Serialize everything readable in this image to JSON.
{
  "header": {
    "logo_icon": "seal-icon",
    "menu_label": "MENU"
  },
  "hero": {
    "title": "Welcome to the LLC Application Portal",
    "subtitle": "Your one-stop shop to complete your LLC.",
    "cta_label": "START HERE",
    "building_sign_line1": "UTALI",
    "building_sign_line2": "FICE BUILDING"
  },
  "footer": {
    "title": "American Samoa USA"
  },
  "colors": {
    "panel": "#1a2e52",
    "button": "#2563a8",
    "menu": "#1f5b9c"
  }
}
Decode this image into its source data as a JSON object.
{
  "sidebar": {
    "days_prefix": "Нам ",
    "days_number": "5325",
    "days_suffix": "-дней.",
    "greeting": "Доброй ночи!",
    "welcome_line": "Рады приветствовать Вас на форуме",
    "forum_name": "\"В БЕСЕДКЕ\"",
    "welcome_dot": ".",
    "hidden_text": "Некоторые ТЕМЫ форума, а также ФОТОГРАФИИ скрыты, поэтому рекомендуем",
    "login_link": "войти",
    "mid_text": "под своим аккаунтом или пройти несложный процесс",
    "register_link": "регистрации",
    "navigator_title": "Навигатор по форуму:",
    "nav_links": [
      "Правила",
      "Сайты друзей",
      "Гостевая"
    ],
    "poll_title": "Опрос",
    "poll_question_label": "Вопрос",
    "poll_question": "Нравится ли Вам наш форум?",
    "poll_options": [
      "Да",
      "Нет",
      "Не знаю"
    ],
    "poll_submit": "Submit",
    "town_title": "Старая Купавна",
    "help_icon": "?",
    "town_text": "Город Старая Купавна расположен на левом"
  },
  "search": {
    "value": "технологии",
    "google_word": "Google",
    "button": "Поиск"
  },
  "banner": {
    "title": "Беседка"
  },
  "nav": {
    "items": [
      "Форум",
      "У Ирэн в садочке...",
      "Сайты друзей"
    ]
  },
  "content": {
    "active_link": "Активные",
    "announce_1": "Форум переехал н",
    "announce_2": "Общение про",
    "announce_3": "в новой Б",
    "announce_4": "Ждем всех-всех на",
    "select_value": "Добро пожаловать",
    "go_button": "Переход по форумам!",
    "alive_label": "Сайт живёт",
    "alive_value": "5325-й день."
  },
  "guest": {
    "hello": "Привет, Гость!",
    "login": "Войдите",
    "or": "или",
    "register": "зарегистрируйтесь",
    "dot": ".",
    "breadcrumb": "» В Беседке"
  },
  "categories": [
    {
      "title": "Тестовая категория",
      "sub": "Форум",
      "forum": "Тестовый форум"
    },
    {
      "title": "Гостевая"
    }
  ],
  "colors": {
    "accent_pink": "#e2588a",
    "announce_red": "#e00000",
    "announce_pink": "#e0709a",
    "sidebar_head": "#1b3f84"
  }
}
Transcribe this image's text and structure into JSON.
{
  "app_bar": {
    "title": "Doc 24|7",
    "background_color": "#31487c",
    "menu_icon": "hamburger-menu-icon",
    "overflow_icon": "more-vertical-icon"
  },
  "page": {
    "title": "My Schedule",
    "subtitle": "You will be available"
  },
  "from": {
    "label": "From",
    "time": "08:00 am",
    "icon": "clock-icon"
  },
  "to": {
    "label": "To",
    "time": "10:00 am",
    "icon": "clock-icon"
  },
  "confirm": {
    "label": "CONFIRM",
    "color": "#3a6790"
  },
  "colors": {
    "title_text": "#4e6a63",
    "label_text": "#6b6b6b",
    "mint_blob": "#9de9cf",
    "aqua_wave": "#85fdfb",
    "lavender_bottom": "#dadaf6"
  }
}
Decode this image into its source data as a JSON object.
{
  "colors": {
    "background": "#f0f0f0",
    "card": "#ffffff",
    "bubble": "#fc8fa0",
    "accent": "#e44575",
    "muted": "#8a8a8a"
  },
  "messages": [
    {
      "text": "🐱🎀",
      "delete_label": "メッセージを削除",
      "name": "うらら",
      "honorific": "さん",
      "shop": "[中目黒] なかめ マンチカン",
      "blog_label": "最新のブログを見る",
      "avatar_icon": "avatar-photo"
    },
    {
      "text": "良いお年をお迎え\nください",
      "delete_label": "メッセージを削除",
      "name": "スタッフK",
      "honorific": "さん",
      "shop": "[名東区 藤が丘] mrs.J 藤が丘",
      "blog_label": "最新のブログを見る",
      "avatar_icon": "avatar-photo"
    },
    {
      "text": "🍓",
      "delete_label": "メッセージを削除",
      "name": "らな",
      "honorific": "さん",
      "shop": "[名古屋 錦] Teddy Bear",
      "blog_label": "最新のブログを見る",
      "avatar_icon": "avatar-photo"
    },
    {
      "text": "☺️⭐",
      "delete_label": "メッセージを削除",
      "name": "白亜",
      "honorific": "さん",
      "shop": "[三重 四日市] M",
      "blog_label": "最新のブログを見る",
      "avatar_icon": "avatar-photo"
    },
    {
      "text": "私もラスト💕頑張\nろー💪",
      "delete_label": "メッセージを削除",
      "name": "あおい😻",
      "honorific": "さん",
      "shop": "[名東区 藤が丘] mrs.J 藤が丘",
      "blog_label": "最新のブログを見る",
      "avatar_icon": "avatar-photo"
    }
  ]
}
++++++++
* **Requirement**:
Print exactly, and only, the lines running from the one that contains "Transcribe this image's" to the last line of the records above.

* **Answer for the task**:
Transcribe this image's text and structure into JSON.
{
  "app_bar": {
    "title": "Doc 24|7",
    "background_color": "#31487c",
    "menu_icon": "hamburger-menu-icon",
    "overflow_icon": "more-vertical-icon"
  },
  "page": {
    "title": "My Schedule",
    "subtitle": "You will be available"
  },
  "from": {
    "label": "From",
    "time": "08:00 am",
    "icon": "clock-icon"
  },
  "to": {
    "label": "To",
    "time": "10:00 am",
    "icon": "clock-icon"
  },
  "confirm": {
    "label": "CONFIRM",
    "color": "#3a6790"
  },
  "colors": {
    "title_text": "#4e6a63",
    "label_text": "#6b6b6b",
    "mint_blob": "#9de9cf",
    "aqua_wave": "#85fdfb",
    "lavender_bottom": "#dadaf6"
  }
}
Decode this image into its source data as a JSON object.
{
  "colors": {
    "background": "#f0f0f0",
    "card": "#ffffff",
    "bubble": "#fc8fa0",
    "accent": "#e44575",
    "muted": "#8a8a8a"
  },
  "messages": [
    {
      "text": "🐱🎀",
      "delete_label": "メッセージを削除",
      "name": "うらら",
      "honorific": "さん",
      "shop": "[中目黒] なかめ マンチカン",
      "blog_label": "最新のブログを見る",
      "avatar_icon": "avatar-photo"
    },
    {
      "text": "良いお年をお迎え\nください",
      "delete_label": "メッセージを削除",
      "name": "スタッフK",
      "honorific": "さん",
      "shop": "[名東区 藤が丘] mrs.J 藤が丘",
      "blog_label": "最新のブログを見る",
      "avatar_icon": "avatar-photo"
    },
    {
      "text": "🍓",
      "delete_label": "メッセージを削除",
      "name": "らな",
      "honorific": "さん",
      "shop": "[名古屋 錦] Teddy Bear",
      "blog_label": "最新のブログを見る",
      "avatar_icon": "avatar-photo"
    },
    {
      "text": "☺️⭐",
      "delete_label": "メッセージを削除",
      "name": "白亜",
      "honorific": "さん",
      "shop": "[三重 四日市] M",
      "blog_label": "最新のブログを見る",
      "avatar_icon": "avatar-photo"
    },
    {
      "text": "私もラスト💕頑張\nろー💪",
      "delete_label": "メッセージを削除",
      "name": "あおい😻",
      "honorific": "さん",
      "shop": "[名東区 藤が丘] mrs.J 藤が丘",
      "blog_label": "最新のブログを見る",
      "avatar_icon": "avatar-photo"
    }
  ]
}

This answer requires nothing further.